Once Gabriel meets Donna, the movie loses its narrative drive and begins to escalate in senseless ways. The story reaches its lowest point in a preposterous scene, in which Donna tries to kill Gabriel and herself. It's too bad that the writers don't trust their audiences and feel pressure to signal and explain every aspect of the story, which in the book form maintains ambiguity throughout the end; among other faults, the picture has one too many endings.

Though containing a limited number of characters, the plot keeps changing its focus and point-of-view, not always for the better. Later in the film, when the more obvious thriller elements surface, Stettner shifts from a more subjective to a more objective, omniscient angle, giving the audience the sense that the voyeur is also being watched.

Even so, “The Night Listener” represents a quantum leap forward for Stettner, who made his feature directorial debut in 2001 with the modest, well-acted “The Business of Strangers,” a femme-empowerment melodrama co-starring Stockard Channing and Julia Styles. Rising above the limitations of his material, Stettner shows talent for a detailed and sophisticated mise-en-scene, lending the film a smooth look and fluid sound, courtesy of ace lenser Lisa Rinzler and composer Peter Nashel, respectively.

End note

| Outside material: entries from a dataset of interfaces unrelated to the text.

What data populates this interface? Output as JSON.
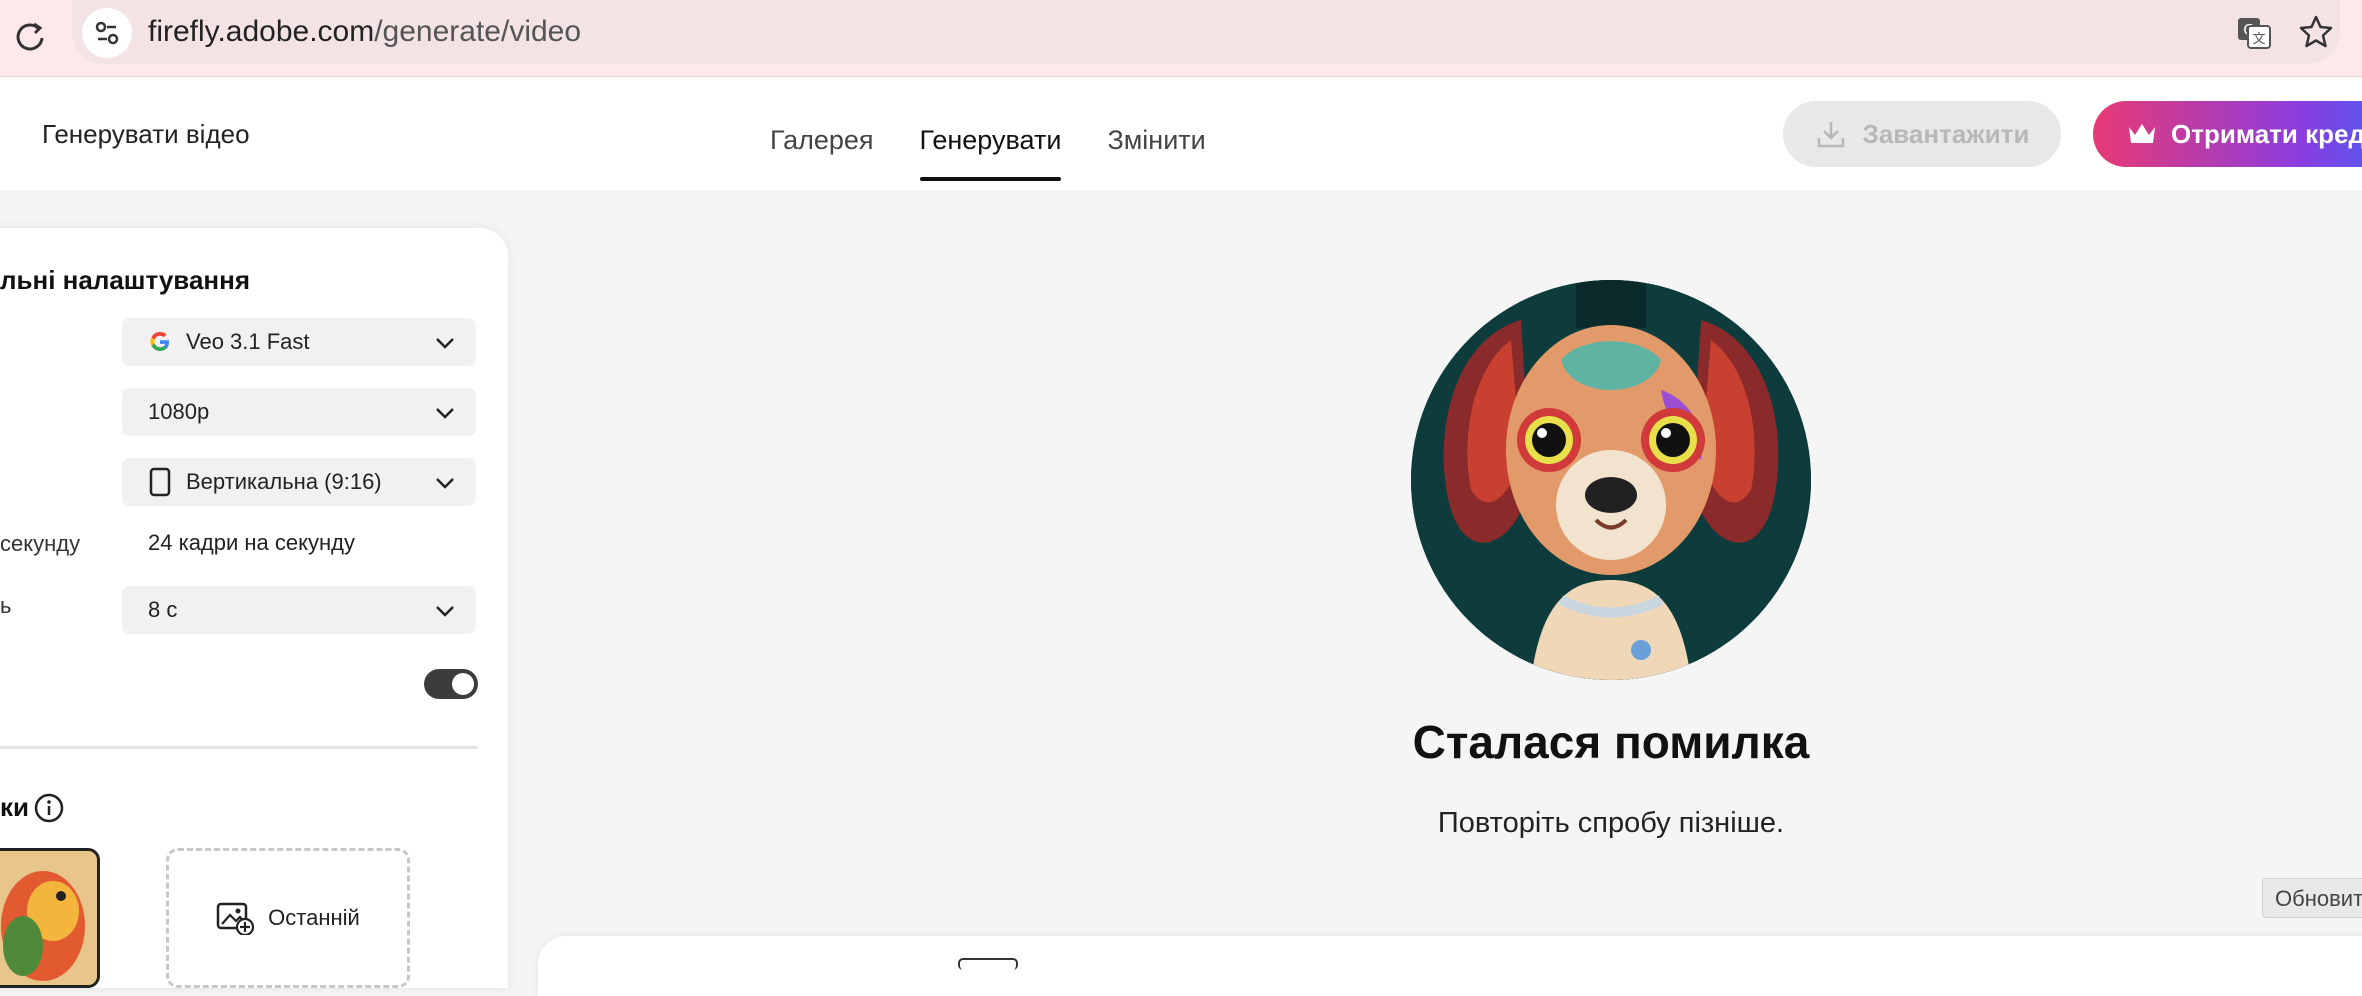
{
  "browser": {
    "url_host": "firefly.adobe.com",
    "url_path": "/generate/video"
  },
  "header": {
    "app_title": "Генерувати відео",
    "tabs": [
      {
        "label": "Галерея",
        "active": false
      },
      {
        "label": "Генерувати",
        "active": true
      },
      {
        "label": "Змінити",
        "active": false
      }
    ],
    "download_label": "Завантажити",
    "credits_label": "Отримати кред"
  },
  "settings": {
    "title": "льні налаштування",
    "model": "Veo 3.1 Fast",
    "resolution": "1080p",
    "aspect_label_fragment": "",
    "aspect": "Вертикальна (9:16)",
    "fps_label_fragment": "секунду",
    "fps_value": "24 кадри на секунду",
    "duration_label_fragment": "ь",
    "duration": "8 с",
    "toggle_on": true,
    "section_label": "ки",
    "recent_label": "Останній"
  },
  "main": {
    "error_title": "Сталася помилка",
    "error_subtitle": "Повторіть спробу пізніше.",
    "update_chip": "Обновит"
  },
  "colors": {
    "accent_gradient_start": "#e83a73",
    "accent_gradient_end": "#4a5ef0"
  }
}
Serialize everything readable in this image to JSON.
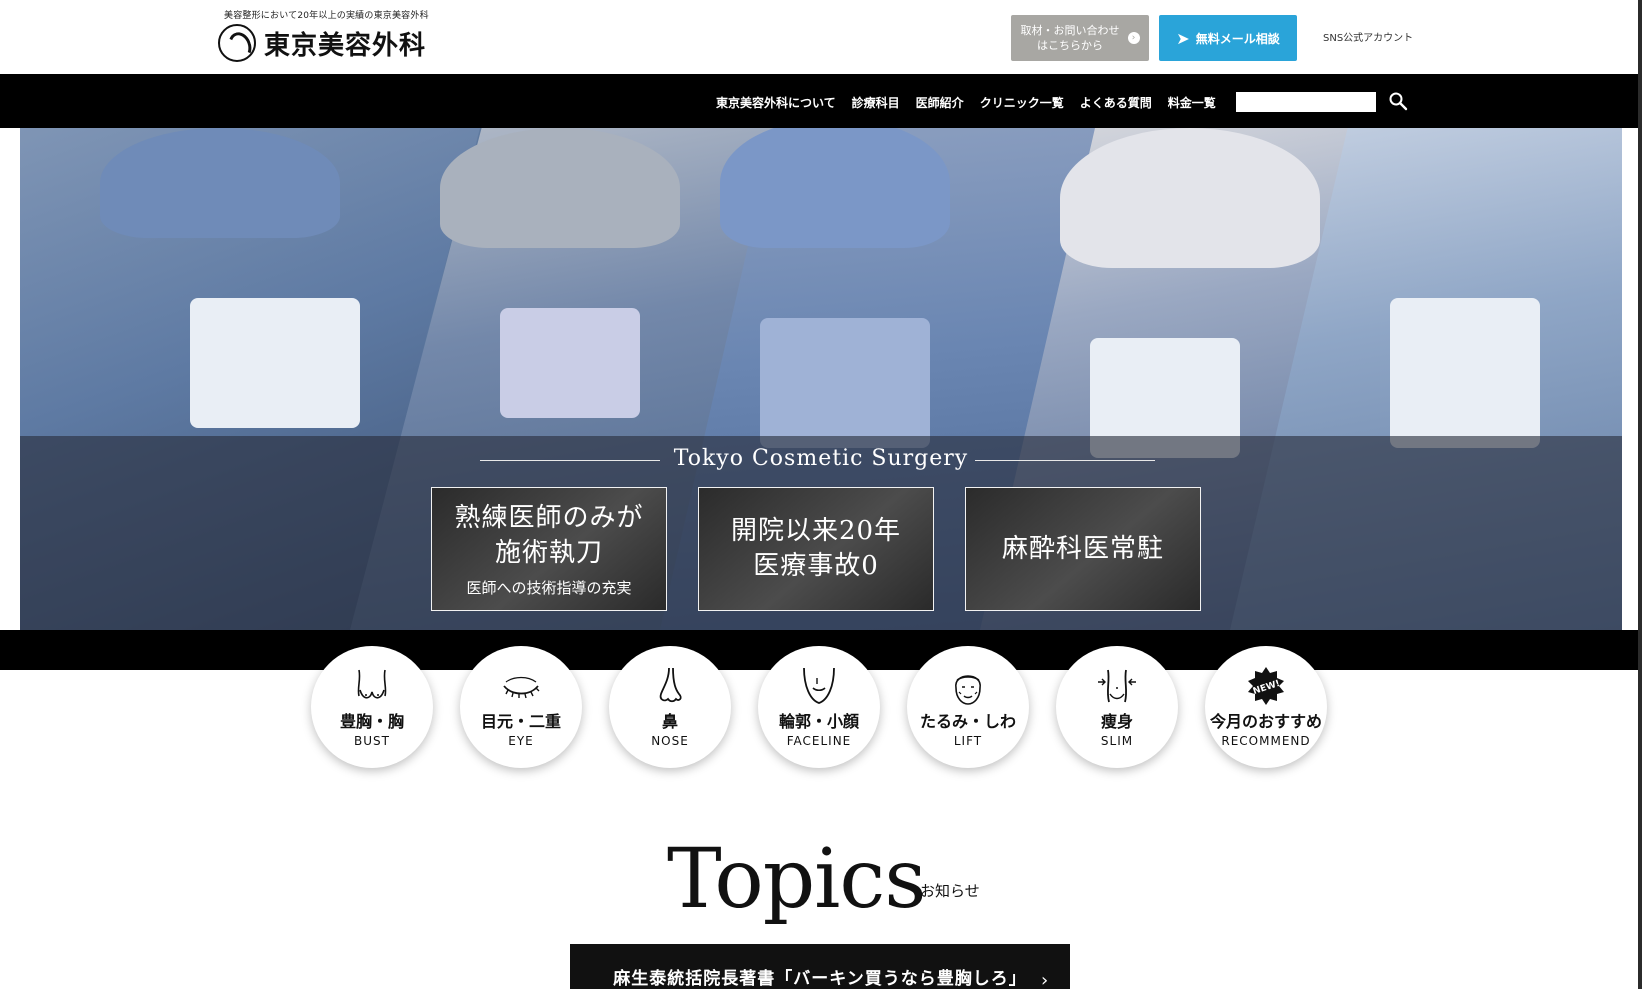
{
  "header": {
    "tagline": "美容整形において20年以上の実績の東京美容外科",
    "logo_text": "東京美容外科",
    "contact_button": {
      "line1": "取材・お問い合わせ",
      "line2": "はこちらから"
    },
    "mail_button": "無料メール相談",
    "sns_link": "SNS公式アカウント"
  },
  "nav": {
    "items": [
      "東京美容外科について",
      "診療科目",
      "医師紹介",
      "クリニック一覧",
      "よくある質問",
      "料金一覧"
    ],
    "search_placeholder": ""
  },
  "hero": {
    "title": "Tokyo Cosmetic Surgery",
    "features": [
      {
        "main": "熟練医師のみが\n施術執刀",
        "sub": "医師への技術指導の充実"
      },
      {
        "main": "開院以来20年\n医療事故0",
        "sub": ""
      },
      {
        "main": "麻酔科医常駐",
        "sub": ""
      }
    ]
  },
  "categories": [
    {
      "jp": "豊胸・胸",
      "en": "BUST",
      "icon": "bust-icon"
    },
    {
      "jp": "目元・二重",
      "en": "EYE",
      "icon": "eye-icon"
    },
    {
      "jp": "鼻",
      "en": "NOSE",
      "icon": "nose-icon"
    },
    {
      "jp": "輪郭・小顔",
      "en": "FACELINE",
      "icon": "faceline-icon"
    },
    {
      "jp": "たるみ・しわ",
      "en": "LIFT",
      "icon": "lift-icon"
    },
    {
      "jp": "痩身",
      "en": "SLIM",
      "icon": "slim-icon"
    },
    {
      "jp": "今月のおすすめ",
      "en": "RECOMMEND",
      "icon": "new-badge-icon",
      "badge": "NEW!"
    }
  ],
  "topics": {
    "title": "Topics",
    "subtitle": "お知らせ",
    "headline": "麻生泰統括院長著書「バーキン買うなら豊胸しろ」"
  },
  "colors": {
    "nav_bg": "#000000",
    "mail_button": "#2aa4d9",
    "contact_button": "#a8a7a3"
  }
}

“The Night Listener” may benefit from the timeliness of its source matetial. J. T. LeRoy was recently revealed to be a fictitious author, even though his memoir, “A Million Little Pieces,” continues to be a national best-seller.